*** The input ***

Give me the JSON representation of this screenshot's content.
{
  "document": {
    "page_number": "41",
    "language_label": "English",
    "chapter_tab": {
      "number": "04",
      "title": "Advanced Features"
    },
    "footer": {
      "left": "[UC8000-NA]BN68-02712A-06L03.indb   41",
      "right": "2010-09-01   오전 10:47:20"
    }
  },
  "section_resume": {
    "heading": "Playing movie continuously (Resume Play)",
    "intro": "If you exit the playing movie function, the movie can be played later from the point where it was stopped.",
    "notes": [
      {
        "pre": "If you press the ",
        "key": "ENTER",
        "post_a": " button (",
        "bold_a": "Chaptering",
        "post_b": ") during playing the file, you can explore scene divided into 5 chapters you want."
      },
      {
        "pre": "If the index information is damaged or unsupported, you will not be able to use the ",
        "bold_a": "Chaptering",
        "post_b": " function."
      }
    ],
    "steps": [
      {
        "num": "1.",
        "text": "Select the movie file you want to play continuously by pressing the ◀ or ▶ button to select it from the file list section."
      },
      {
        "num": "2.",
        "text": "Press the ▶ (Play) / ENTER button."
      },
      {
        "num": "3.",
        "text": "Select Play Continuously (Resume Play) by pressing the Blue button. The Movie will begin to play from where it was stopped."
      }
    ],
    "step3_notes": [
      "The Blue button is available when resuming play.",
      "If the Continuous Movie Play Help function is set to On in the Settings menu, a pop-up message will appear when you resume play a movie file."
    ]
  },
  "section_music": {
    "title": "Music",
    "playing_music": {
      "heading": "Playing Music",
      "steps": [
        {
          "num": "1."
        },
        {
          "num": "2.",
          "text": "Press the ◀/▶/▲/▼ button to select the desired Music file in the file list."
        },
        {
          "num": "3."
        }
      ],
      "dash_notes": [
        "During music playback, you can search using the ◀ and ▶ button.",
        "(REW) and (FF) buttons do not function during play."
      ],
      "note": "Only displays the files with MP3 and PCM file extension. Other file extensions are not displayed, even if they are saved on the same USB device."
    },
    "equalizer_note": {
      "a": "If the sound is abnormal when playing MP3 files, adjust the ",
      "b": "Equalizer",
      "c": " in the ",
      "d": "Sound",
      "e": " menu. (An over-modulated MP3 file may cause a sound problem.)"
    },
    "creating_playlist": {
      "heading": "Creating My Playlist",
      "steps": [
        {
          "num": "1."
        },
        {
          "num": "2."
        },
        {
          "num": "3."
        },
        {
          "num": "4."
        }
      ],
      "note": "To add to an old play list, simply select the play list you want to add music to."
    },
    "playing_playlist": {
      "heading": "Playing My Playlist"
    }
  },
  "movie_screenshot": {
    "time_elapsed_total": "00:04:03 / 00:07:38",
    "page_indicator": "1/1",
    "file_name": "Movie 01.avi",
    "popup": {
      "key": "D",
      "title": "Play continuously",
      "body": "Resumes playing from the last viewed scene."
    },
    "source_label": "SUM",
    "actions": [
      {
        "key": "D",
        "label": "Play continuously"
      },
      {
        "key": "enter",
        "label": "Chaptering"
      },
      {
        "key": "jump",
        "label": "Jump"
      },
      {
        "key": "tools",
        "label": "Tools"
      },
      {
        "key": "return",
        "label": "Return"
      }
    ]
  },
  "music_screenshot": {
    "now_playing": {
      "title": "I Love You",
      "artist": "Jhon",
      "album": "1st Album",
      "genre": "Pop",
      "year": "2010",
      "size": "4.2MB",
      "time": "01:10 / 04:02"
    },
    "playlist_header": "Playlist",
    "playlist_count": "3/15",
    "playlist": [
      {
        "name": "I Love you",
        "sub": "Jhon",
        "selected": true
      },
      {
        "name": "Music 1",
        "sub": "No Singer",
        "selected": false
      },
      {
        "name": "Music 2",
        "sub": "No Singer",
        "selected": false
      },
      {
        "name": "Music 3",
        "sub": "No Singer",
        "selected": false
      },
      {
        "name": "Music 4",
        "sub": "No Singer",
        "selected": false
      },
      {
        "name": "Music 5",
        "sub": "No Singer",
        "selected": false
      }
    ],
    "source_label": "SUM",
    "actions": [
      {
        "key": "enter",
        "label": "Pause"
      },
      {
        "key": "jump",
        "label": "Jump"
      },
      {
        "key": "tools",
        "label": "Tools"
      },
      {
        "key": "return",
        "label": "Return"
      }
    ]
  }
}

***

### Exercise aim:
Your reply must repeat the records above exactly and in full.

### Output for this exercise:
Give me the JSON representation of this screenshot's content.
{
  "document": {
    "page_number": "41",
    "language_label": "English",
    "chapter_tab": {
      "number": "04",
      "title": "Advanced Features"
    },
    "footer": {
      "left": "[UC8000-NA]BN68-02712A-06L03.indb   41",
      "right": "2010-09-01   오전 10:47:20"
    }
  },
  "section_resume": {
    "heading": "Playing movie continuously (Resume Play)",
    "intro": "If you exit the playing movie function, the movie can be played later from the point where it was stopped.",
    "notes": [
      {
        "pre": "If you press the ",
        "key": "ENTER",
        "post_a": " button (",
        "bold_a": "Chaptering",
        "post_b": ") during playing the file, you can explore scene divided into 5 chapters you want."
      },
      {
        "pre": "If the index information is damaged or unsupported, you will not be able to use the ",
        "bold_a": "Chaptering",
        "post_b": " function."
      }
    ],
    "steps": [
      {
        "num": "1.",
        "text": "Select the movie file you want to play continuously by pressing the ◀ or ▶ button to select it from the file list section."
      },
      {
        "num": "2.",
        "text": "Press the ▶ (Play) / ENTER button."
      },
      {
        "num": "3.",
        "text": "Select Play Continuously (Resume Play) by pressing the Blue button. The Movie will begin to play from where it was stopped."
      }
    ],
    "step3_notes": [
      "The Blue button is available when resuming play.",
      "If the Continuous Movie Play Help function is set to On in the Settings menu, a pop-up message will appear when you resume play a movie file."
    ]
  },
  "section_music": {
    "title": "Music",
    "playing_music": {
      "heading": "Playing Music",
      "steps": [
        {
          "num": "1."
        },
        {
          "num": "2.",
          "text": "Press the ◀/▶/▲/▼ button to select the desired Music file in the file list."
        },
        {
          "num": "3."
        }
      ],
      "dash_notes": [
        "During music playback, you can search using the ◀ and ▶ button.",
        "(REW) and (FF) buttons do not function during play."
      ],
      "note": "Only displays the files with MP3 and PCM file extension. Other file extensions are not displayed, even if they are saved on the same USB device."
    },
    "equalizer_note": {
      "a": "If the sound is abnormal when playing MP3 files, adjust the ",
      "b": "Equalizer",
      "c": " in the ",
      "d": "Sound",
      "e": " menu. (An over-modulated MP3 file may cause a sound problem.)"
    },
    "creating_playlist": {
      "heading": "Creating My Playlist",
      "steps": [
        {
          "num": "1."
        },
        {
          "num": "2."
        },
        {
          "num": "3."
        },
        {
          "num": "4."
        }
      ],
      "note": "To add to an old play list, simply select the play list you want to add music to."
    },
    "playing_playlist": {
      "heading": "Playing My Playlist"
    }
  },
  "movie_screenshot": {
    "time_elapsed_total": "00:04:03 / 00:07:38",
    "page_indicator": "1/1",
    "file_name": "Movie 01.avi",
    "popup": {
      "key": "D",
      "title": "Play continuously",
      "body": "Resumes playing from the last viewed scene."
    },
    "source_label": "SUM",
    "actions": [
      {
        "key": "D",
        "label": "Play continuously"
      },
      {
        "key": "enter",
        "label": "Chaptering"
      },
      {
        "key": "jump",
        "label": "Jump"
      },
      {
        "key": "tools",
        "label": "Tools"
      },
      {
        "key": "return",
        "label": "Return"
      }
    ]
  },
  "music_screenshot": {
    "now_playing": {
      "title": "I Love You",
      "artist": "Jhon",
      "album": "1st Album",
      "genre": "Pop",
      "year": "2010",
      "size": "4.2MB",
      "time": "01:10 / 04:02"
    },
    "playlist_header": "Playlist",
    "playlist_count": "3/15",
    "playlist": [
      {
        "name": "I Love you",
        "sub": "Jhon",
        "selected": true
      },
      {
        "name": "Music 1",
        "sub": "No Singer",
        "selected": false
      },
      {
        "name": "Music 2",
        "sub": "No Singer",
        "selected": false
      },
      {
        "name": "Music 3",
        "sub": "No Singer",
        "selected": false
      },
      {
        "name": "Music 4",
        "sub": "No Singer",
        "selected": false
      },
      {
        "name": "Music 5",
        "sub": "No Singer",
        "selected": false
      }
    ],
    "source_label": "SUM",
    "actions": [
      {
        "key": "enter",
        "label": "Pause"
      },
      {
        "key": "jump",
        "label": "Jump"
      },
      {
        "key": "tools",
        "label": "Tools"
      },
      {
        "key": "return",
        "label": "Return"
      }
    ]
  }
}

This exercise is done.